Source records:
--- START ---

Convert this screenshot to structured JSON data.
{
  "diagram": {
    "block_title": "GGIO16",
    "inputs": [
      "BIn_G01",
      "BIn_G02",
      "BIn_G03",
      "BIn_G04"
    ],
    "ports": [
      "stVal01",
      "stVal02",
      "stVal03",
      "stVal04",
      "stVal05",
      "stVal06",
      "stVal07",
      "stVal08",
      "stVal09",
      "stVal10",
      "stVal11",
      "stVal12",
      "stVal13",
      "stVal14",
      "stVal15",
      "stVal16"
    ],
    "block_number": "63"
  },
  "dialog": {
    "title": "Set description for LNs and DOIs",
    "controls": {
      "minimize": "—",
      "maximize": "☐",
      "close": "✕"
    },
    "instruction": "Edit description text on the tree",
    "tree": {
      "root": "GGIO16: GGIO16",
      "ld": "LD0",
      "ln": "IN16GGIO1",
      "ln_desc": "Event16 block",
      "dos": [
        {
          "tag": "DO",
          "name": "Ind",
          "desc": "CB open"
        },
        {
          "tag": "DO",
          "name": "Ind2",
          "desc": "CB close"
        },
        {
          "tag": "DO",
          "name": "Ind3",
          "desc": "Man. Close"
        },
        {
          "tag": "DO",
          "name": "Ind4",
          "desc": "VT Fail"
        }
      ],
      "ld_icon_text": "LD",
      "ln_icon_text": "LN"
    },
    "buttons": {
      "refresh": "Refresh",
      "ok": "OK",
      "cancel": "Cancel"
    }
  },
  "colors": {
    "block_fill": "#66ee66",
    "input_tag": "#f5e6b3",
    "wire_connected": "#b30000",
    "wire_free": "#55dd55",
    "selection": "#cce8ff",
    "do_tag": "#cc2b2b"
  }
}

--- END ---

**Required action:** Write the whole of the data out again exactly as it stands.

**Exercise result:**
Convert this screenshot to structured JSON data.
{
  "diagram": {
    "block_title": "GGIO16",
    "inputs": [
      "BIn_G01",
      "BIn_G02",
      "BIn_G03",
      "BIn_G04"
    ],
    "ports": [
      "stVal01",
      "stVal02",
      "stVal03",
      "stVal04",
      "stVal05",
      "stVal06",
      "stVal07",
      "stVal08",
      "stVal09",
      "stVal10",
      "stVal11",
      "stVal12",
      "stVal13",
      "stVal14",
      "stVal15",
      "stVal16"
    ],
    "block_number": "63"
  },
  "dialog": {
    "title": "Set description for LNs and DOIs",
    "controls": {
      "minimize": "—",
      "maximize": "☐",
      "close": "✕"
    },
    "instruction": "Edit description text on the tree",
    "tree": {
      "root": "GGIO16: GGIO16",
      "ld": "LD0",
      "ln": "IN16GGIO1",
      "ln_desc": "Event16 block",
      "dos": [
        {
          "tag": "DO",
          "name": "Ind",
          "desc": "CB open"
        },
        {
          "tag": "DO",
          "name": "Ind2",
          "desc": "CB close"
        },
        {
          "tag": "DO",
          "name": "Ind3",
          "desc": "Man. Close"
        },
        {
          "tag": "DO",
          "name": "Ind4",
          "desc": "VT Fail"
        }
      ],
      "ld_icon_text": "LD",
      "ln_icon_text": "LN"
    },
    "buttons": {
      "refresh": "Refresh",
      "ok": "OK",
      "cancel": "Cancel"
    }
  },
  "colors": {
    "block_fill": "#66ee66",
    "input_tag": "#f5e6b3",
    "wire_connected": "#b30000",
    "wire_free": "#55dd55",
    "selection": "#cce8ff",
    "do_tag": "#cc2b2b"
  }
}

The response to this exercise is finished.